The period covered by the competition was the most exciting political period in South Africa, with rich pickings for political journalists. Political journalists in this region met the challenge head on and produced high quality work which the judges commend. The judges recognised the work of the following entrants: Steven Kretzman of the Daily Maverick for his entry: “Queue the Beloved Country”, Hazel Friedman of SABC's Special Assignment for her work titled: “Grapes of Wrath” and Marianne Merten for her body of work of three stories on politics.
The judges found it impossible to separate two entries in this region that told human stories of sacrifices from the unsung local heroes in the communities which helped two stars rise to the top of their professions against great odds. It has been as much a triumph for Desiree Ellis to rise to winning coach of the Women's African Cup of Nations as for the Cape Flats community she hails from. In the next generation, Keegan van der Merwe has become Western Cape 200-metre and 400-metre sprint champion after being discovered' at a church sports day. For telling these stories beautifully and with warmth and vivacity, our joint regional winners were respectively Voice of the Cape's Feroz Shaik and New Frame's Adrian Ephraim.
The principles of investigative journalism go to the heart of good, old-fashioned journalism. It involves hard work, a lot of digging and determination to get to truth of an issue which, if exposed, could benefit large groups of vulnerable people, if not the vast majority of the community. Good investigative journalism often leads to repercussions for the perpetrators of whatever is been exposed through or stories. This could involve the establishment of a commission of inquiry or the firing of corrupt officials.
We have been blessed again this year to have had a mouth-watering selection of solid entries into the investigative journalism category. We have decided to highly commend three entries who, in another year, could each have comfortably won this regional award.
The first is Carryn Dollie of the Daily Maverick for her incisive writing about the drug trade in the Western Cape, as well as the disturbing stories about police corruption and the lack of gun controls.

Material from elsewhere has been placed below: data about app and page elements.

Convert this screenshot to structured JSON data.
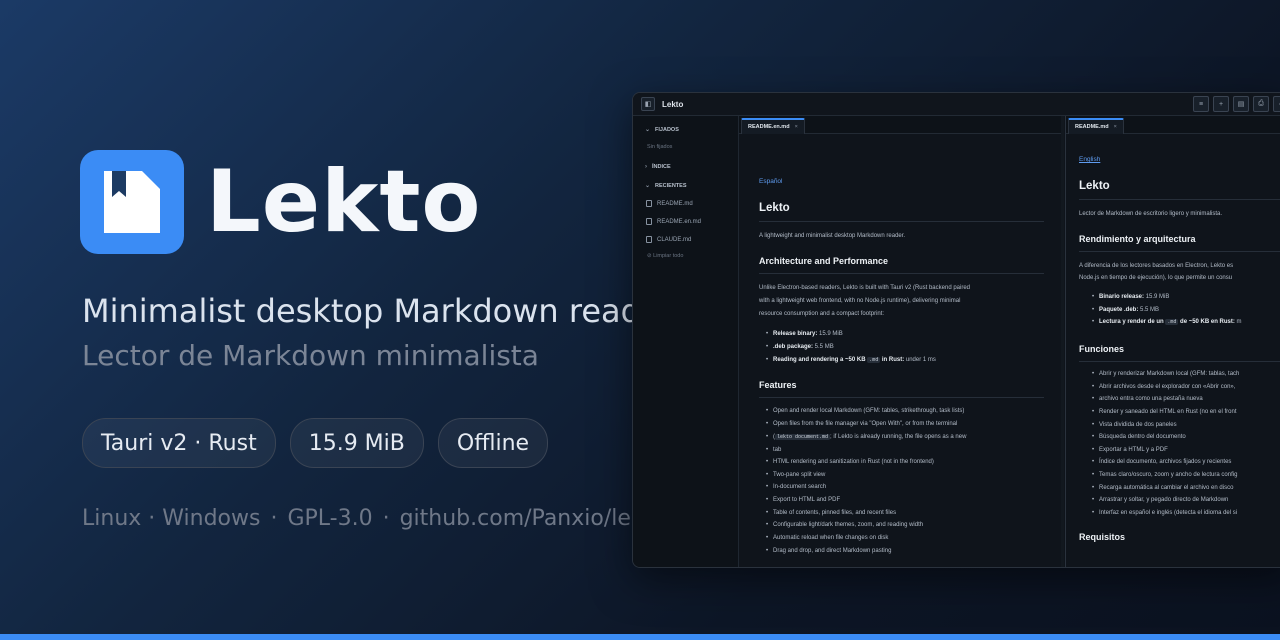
{
  "hero": {
    "app_name": "Lekto",
    "tagline_en": "Minimalist desktop Markdown reader",
    "tagline_es": "Lector de Markdown minimalista",
    "badges": [
      "Tauri v2 · Rust",
      "15.9 MiB",
      "Offline"
    ],
    "footer": {
      "platforms": "Linux · Windows",
      "license": "GPL-3.0",
      "repo": "github.com/Panxio/lekto"
    }
  },
  "window": {
    "title": "Lekto",
    "sidebar": {
      "pinned_label": "FIJADOS",
      "pinned_empty": "Sin fijados",
      "index_label": "ÍNDICE",
      "recent_label": "RECIENTES",
      "recent_files": [
        "README.md",
        "README.en.md",
        "CLAUDE.md"
      ],
      "clear_all": "Limpiar todo"
    },
    "pane_left": {
      "tab": "README.en.md",
      "lang_link": "Español",
      "h1": "Lekto",
      "intro": "A lightweight and minimalist desktop Markdown reader.",
      "h2_arch": "Architecture and Performance",
      "arch_p1": "Unlike Electron-based readers, Lekto is built with Tauri v2 (Rust backend paired",
      "arch_p2": "with a lightweight web frontend, with no Node.js runtime), delivering minimal",
      "arch_p3": "resource consumption and a compact footprint:",
      "stats": [
        {
          "label": "Release binary:",
          "value": " 15.9 MiB"
        },
        {
          "label": ".deb package:",
          "value": " 5.5 MB"
        },
        {
          "label": "Reading and rendering a ~50 KB ",
          "code": ".md",
          "label2": " in Rust:",
          "value": " under 1 ms"
        }
      ],
      "h2_features": "Features",
      "features": [
        "Open and render local Markdown (GFM: tables, strikethrough, task lists)",
        "Open files from the file manager via \"Open With\", or from the terminal",
        "HTML rendering and sanitization in Rust (not in the frontend)",
        "Two-pane split view",
        "In-document search",
        "Export to HTML and PDF",
        "Table of contents, pinned files, and recent files",
        "Configurable light/dark themes, zoom, and reading width",
        "Automatic reload when file changes on disk",
        "Drag and drop, and direct Markdown pasting"
      ],
      "feature2_code": "lekto document.md",
      "feature2_tail": "; if Lekto is already running, the file opens as a new",
      "feature2_wrap": "tab"
    },
    "pane_right": {
      "tab": "README.md",
      "lang_link": "English",
      "h1": "Lekto",
      "intro": "Lector de Markdown de escritorio ligero y minimalista.",
      "h2_arch": "Rendimiento y arquitectura",
      "arch_p1": "A diferencia de los lectores basados en Electron, Lekto es",
      "arch_p2": "Node.js en tiempo de ejecución), lo que permite un consu",
      "stats": [
        {
          "label": "Binario release:",
          "value": " 15.9 MiB"
        },
        {
          "label": "Paquete .deb:",
          "value": " 5.5 MB"
        },
        {
          "label": "Lectura y render de un ",
          "code": ".md",
          "label2": " de ~50 KB en Rust:",
          "value": " m"
        }
      ],
      "h2_features": "Funciones",
      "features": [
        "Abrir y renderizar Markdown local (GFM: tablas, tach",
        "Abrir archivos desde el explorador con «Abrir con»,",
        "archivo entra como una pestaña nueva",
        "Render y saneado del HTML en Rust (no en el front",
        "Vista dividida de dos paneles",
        "Búsqueda dentro del documento",
        "Exportar a HTML y a PDF",
        "Índice del documento, archivos fijados y recientes",
        "Temas claro/oscuro, zoom y ancho de lectura config",
        "Recarga automática al cambiar el archivo en disco",
        "Arrastrar y soltar, y pegado directo de Markdown",
        "Interfaz en español e inglés (detecta el idioma del si"
      ],
      "h2_req": "Requisitos"
    }
  },
  "colors": {
    "accent": "#3b8cf5",
    "bg": "#0d1626"
  }
}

Our second commendation goes to Catherine Rice of News24 for her great investigation into the murder of Inge Lotz, who was bludgeoned and stabbed to death in her apartment in Stellenbosch in 2005. Despite having a strong alibi, her boyfriend was arrested and jailed for her murder and later released. In all this time, the police had a confession from a known tik addict who admitted to killing the young student. Rice's podcast series tries to find out why.
Our third highly commended entry came from Latasha Naidoo of Carte Blanche for her interesting expose on the Cajee brothers, two teenagers who started a crypto currency company and who are believed to have scammed investors out of billions of rands.
In the end, our winner won for his persistent and dogged work over many years. Several officials and board members, suspected of being involved in corruption amounting to millions of rands, have resigned after being exposed by this investigative journalist, the Special Investigative Unit has been called in to investigate, and has begun to take action against many of the corrupt officials and board members. For his never-say-die investigation, called Gaming the Lottery, our winner is GroundUp's Raymond Joseph.
Young journalist nominees: Tamsin Metelerkamp from the Daily Maverick and Murphy Nganga from the Weekend Argus.
The national awards ceremony will take place on 24 November 2022 and will be a hybrid event.